After a meeting with his economic team until late on Saturday, President Susilo Bambang Yudhoyono signed a government regulation that enforces the 2009 Mining Law, which requires a ban on the export of unprocessed minerals starting Jan. 12.

The ban aims to force miners to process ore domestically, thus, creating added value for the country’s huge mineral reserves along with more jobs and tax revenue.

As one of the world’s top suppliers of bauxite and nickel, Indonesia’s halt in the export of the two minerals could mean a loss of $2 billion annually in revenue.

The policy will also shake up the global nickel and bauxite market, as China received 71 percent of its nickel and bauxite from Indonesia in 2012, according to RBC Capital Markets as quoted by Bloomberg.

While reports suggest that China has stockpiled a one-year supply of bauxite and nickel, it remains to be seen how it will impact, in the long run, factories that use the minerals to make stainless steel for household appliances and cars.

“Nickel, bauxite, chromium, gold, silver and tin are required to be fully processed before export. It’s no longer negotiable,” said the director general for mineral and coal at the Energy and Mineral Resources Ministry, R. Sukhyar.

“Copper concentrate and intermediary products such as iron sands, iron ores, manganese, zinc and lead can be exported,” said Sukhyar.

The allowance of the export of unprocessed copper was included at the last minute, and was seen as kowtowing to US mining giants Freeport McMoRan Copper & Gold and Newmont Mining Corp., which extract a combined 97 percent of the country’s copper.

“We cannot have an across-the-board ban as it will cause huge unemployment. There is leeway for certain types of ore,” said Energy and Mineral Resources Minister Jero Wacik.

He also said that a full ban would undermine the country’s exports, eventually widening the current-account deficit, which would affect the rupiah.

Jero said that aside from Freeport and Newmont, more than 60 other companies would be allowed to continue to export unprocessed minerals as they had provided assurances to the government that they would build the necessary smelters.

However, no deadline has been set for the companies to comply with the policy.

According to Industry Minister MS Hidayat, the government would impose export taxes to deter mining companies from shipping semi-processed minerals overseas.

“The lower the purification or the processing level, the higher the taxes,” said Hidayat.

The government had previously set a deadline of 2017 for the companies to be able to export the semi-processed ore, but it was scratched during Saturday’s meeting.

The 2017 deadline had been proposed by the Energy and Mineral Resources Ministry as part of its attempt to ensure that mining companies would still move to build smelters after the government eased the implementation of the ban on raw ore exports.

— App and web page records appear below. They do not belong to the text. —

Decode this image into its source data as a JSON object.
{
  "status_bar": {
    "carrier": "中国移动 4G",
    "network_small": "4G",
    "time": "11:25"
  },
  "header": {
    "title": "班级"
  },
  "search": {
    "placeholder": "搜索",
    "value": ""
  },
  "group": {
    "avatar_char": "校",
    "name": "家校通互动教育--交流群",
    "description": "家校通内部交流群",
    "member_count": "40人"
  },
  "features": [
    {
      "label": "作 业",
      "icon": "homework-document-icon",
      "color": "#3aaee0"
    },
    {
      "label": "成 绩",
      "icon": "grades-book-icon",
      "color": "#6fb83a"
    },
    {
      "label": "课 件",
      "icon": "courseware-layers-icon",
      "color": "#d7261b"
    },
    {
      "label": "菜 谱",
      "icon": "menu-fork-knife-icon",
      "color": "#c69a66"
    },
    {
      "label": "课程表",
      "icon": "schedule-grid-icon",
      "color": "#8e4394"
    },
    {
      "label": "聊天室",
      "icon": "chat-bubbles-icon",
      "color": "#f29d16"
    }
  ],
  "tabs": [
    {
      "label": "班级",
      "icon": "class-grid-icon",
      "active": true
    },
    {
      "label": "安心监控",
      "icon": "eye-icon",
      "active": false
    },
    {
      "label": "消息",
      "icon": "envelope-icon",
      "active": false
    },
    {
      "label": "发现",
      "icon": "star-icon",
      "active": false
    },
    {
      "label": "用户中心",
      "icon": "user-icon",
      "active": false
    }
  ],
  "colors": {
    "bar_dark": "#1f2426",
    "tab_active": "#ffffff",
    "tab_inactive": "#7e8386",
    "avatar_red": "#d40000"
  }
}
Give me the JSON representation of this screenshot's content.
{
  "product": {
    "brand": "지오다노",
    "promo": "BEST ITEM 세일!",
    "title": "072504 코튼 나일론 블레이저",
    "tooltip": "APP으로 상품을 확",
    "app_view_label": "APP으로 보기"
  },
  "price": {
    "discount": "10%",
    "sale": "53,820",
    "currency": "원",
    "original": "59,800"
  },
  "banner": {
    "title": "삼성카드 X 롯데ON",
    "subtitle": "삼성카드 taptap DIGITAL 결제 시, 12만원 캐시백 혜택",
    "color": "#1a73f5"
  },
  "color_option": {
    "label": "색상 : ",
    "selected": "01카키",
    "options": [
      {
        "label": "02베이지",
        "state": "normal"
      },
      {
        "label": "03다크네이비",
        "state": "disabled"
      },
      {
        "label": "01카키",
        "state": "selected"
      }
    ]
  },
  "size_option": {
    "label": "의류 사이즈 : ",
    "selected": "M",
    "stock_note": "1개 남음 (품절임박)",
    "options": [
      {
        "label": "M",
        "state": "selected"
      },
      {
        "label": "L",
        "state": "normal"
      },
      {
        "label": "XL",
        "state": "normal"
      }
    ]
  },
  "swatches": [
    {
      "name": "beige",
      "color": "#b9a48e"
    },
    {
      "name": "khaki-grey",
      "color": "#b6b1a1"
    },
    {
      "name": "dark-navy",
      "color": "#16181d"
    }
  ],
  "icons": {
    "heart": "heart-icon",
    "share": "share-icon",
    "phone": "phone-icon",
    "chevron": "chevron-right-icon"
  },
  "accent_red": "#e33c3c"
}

“There’s no time limit any longer. However, we will control exports and impose duties, which will be progressive,” said Sukhyar. “As taxes rise, we expect unprocessed ores will no longer be economical for export and miners will start to process them.”

Indonesia accounts for 3 percent of the global copper supply, 18-20 percent of nickel and 9-10 percent of aluminum from bauxite, according to Goldman Sachs Group Inc. estimates as reported by Bloomberg on Sunday.

The ban policy has excluded coal. Indonesia is Asia’s largest producer of thermal coal.

The Indonesia Mining Association believes the policy was an “optimal” outcome for complying with the Mining Law.

“We haven’t received the regulation yet. But we believe it will not trigger unemployment as mining companies will have to add extra help to process their ore in order for them to be able to export,” said IMA executive director Syahrir AB.

By Raras Cahyafitri and Linda Yulisman

(The Jakarta Post)